The head of each agency may make adjustments in rates of basic pay established under subsection (b) of this section in amounts not to exceed the amounts of the adjustments made from time to time by or under statute in the corresponding rates of basic pay for the same or similar work referred to in such subsection (b) of this section. The head of the agency may designate the effective date of any such adjustment, except that that date may not be earlier than the effective date of the adjustment in the corresponding rate of basic pay.

22 U.S.C. § 3671 provides, in pertinent part, as follows:

§ 3671. Transferred or reemployed employees

(a) Terms and conditions of employment

(1) With respect to any individual employed in the Panama Canal Company or the Canal Zone Government--

(A) who is transferred--

(i) to a position in the Commission;

. . . .

the terms and conditions of employment set forth in paragraph (2) of this subsection shall be generally no less favorable, on or after the date of the transfer referred to in subparagraph (A) of this paragraph . . . than the terms and conditions of employment with the Panama Canal Company and Canal Zone Government on September 30, 1979[.]

(2) The terms and conditions of employment referred to in paragraph (1) of this subsection are the following:

(A) rates of basic pay;

(B) tropical differential;

(C) premium pay and night differential[.]

Article X, Section 6 of the Treaty provides as follows:

6. With regard to wages and fringe benefits, there shall be no discrimination on the basis of nationality, sex, or race.
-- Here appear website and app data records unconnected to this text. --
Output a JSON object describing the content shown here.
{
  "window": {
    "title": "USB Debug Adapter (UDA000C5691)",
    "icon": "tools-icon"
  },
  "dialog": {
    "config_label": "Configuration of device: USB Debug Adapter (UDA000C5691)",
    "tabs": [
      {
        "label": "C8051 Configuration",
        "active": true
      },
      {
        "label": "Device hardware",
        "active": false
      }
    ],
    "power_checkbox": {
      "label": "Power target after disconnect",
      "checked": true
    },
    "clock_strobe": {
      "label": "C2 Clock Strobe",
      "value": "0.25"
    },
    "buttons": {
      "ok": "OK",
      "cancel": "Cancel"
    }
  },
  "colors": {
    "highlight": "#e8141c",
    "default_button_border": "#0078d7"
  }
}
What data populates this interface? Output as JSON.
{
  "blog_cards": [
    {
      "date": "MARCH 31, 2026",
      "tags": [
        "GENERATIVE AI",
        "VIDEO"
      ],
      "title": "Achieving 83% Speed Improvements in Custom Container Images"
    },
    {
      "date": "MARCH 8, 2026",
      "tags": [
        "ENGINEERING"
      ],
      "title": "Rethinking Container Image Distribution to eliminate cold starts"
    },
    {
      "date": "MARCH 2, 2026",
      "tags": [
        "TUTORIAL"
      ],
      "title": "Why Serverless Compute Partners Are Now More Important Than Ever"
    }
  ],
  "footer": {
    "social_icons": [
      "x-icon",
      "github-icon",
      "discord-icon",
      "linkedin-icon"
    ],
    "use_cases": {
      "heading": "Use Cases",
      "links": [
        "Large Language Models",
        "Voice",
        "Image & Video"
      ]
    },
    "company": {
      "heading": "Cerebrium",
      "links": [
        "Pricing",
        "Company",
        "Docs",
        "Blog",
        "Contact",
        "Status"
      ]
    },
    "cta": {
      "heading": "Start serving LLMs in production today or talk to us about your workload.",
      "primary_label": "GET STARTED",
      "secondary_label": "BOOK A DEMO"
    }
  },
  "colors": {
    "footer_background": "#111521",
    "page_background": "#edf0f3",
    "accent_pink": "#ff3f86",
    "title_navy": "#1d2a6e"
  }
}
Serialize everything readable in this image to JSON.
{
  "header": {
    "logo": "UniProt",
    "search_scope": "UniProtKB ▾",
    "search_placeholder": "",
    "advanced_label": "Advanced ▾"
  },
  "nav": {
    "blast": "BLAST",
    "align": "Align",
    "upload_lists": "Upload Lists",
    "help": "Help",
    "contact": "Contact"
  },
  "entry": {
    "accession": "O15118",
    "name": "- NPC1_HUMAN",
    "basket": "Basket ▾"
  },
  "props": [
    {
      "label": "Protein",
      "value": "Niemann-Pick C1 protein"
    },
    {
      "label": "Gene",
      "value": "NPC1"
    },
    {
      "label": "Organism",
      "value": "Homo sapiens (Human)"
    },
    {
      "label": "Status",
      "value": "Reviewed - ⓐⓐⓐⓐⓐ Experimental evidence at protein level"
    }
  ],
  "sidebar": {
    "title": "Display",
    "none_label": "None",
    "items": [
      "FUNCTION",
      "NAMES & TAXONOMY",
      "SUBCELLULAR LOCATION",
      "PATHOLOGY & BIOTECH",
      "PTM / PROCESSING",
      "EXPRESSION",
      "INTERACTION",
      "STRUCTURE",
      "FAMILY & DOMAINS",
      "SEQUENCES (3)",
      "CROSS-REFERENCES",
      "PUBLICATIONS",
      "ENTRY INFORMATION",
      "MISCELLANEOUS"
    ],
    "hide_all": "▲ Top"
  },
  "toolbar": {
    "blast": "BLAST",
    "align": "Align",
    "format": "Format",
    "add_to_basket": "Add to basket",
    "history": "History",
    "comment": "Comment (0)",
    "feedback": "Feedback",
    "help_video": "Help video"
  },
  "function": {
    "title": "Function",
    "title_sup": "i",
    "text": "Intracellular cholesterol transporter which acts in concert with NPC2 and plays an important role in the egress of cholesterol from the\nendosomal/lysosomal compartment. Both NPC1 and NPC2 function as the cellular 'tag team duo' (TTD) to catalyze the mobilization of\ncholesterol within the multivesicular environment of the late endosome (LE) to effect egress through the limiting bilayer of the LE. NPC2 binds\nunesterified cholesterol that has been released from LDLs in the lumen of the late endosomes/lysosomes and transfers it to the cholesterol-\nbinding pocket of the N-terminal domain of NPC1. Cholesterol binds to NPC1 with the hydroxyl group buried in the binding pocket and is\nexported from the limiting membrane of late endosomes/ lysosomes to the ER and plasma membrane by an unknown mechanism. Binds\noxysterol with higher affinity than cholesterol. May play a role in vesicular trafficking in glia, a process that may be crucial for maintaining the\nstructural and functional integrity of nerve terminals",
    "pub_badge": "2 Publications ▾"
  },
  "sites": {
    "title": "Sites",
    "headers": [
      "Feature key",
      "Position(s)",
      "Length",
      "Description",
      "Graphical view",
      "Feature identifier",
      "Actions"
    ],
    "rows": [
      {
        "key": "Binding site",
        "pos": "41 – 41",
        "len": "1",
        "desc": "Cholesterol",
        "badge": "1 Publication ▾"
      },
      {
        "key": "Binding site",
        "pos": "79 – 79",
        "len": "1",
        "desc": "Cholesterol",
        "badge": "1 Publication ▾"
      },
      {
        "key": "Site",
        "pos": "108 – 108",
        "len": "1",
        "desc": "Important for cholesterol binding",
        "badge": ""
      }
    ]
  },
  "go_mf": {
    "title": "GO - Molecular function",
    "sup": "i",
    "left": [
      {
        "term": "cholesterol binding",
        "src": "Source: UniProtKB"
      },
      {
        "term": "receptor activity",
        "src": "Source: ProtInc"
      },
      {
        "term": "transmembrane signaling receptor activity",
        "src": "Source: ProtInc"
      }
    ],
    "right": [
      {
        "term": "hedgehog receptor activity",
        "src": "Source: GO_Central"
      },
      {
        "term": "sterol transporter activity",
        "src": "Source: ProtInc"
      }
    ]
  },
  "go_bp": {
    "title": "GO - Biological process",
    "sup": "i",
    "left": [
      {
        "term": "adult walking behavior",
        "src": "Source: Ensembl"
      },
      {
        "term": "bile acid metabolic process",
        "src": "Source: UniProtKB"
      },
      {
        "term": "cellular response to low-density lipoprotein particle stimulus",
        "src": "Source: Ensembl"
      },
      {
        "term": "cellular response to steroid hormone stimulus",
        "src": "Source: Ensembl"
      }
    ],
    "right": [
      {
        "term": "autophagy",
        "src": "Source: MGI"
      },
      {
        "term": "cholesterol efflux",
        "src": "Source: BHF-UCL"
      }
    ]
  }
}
Payments by the Panama Canal Commission of additional remuneration, or the provision of other benefits, such as home leave benefits, to United States nationals employed prior to entry into force of this Treaty, or to persons of any nationality, including Panamanian nationals who are thereafter recruited outside the Republic of Panama and who change their place of residence, shall not be considered to be discrimination for the purpose of this paragraph.

5 U.S.C. § 5348 states, in pertinent part, as follows:

§ 5348. Crews of Vessels

. . . .

(b) Vessel employees of the Panama Canal Commission may be paid in accordance with the wage practices of the maritime industry.




FOOTNOTES:
(If blank, the decision does not have footnotes.)
 

1. The Union's petition for review requests negotiability determinations only as to proposals in Article 17. Accordingly, these are the only proposals properly before us. The proposals in Articles 18, 19, and 20 that are discussed by the Agency in its Statement of Position (Statement) are not properly before us and will not be considered. See section 2424.4(a)(1) of the Authority's Regulations.

2. Proposal 4 (Article 17, Section 4) provides as follows:

SECTION 4. In accordance with SECTION 3, the PCPB [the Union] hereby provides the wages and practices of pilots in seven (7) U.S. Ports for 1992 and the wages to be paid to U.S. Navy Civil Service Pilots fiscal year 1993. The calculation provides an average pay rate, without addressing fringes or work time, of US $ 179,000.00. Effective . . . the Panama Canal base pay rate for grade 04-08 will be adjusted to $179,000, with the other pilot grades pay adjusted based on this rate according to the percentages in the current step system. (Only the underlined portion of the proposal is in dispute.)

Based on the record before us, we are unable to determine whether, as the Agency asserts, this proposal is nonnegotiable because it conflicts with the Agency's right to determine its budget under section 7106(a)(1) of the Statute. The record is insufficient because the Agency bases its argument on a total cost figure which includes in an undistinguishable way the costs of proposals that are not properly before us. See n.1.

3. The text of Proposals 1, 2, 3, 5, and 6 is set forth in Appendix A to this decision. The text of relevant statutory provisions is set forth in Appendix B.

4. A bargaining proposal that concerns a condition of employment mus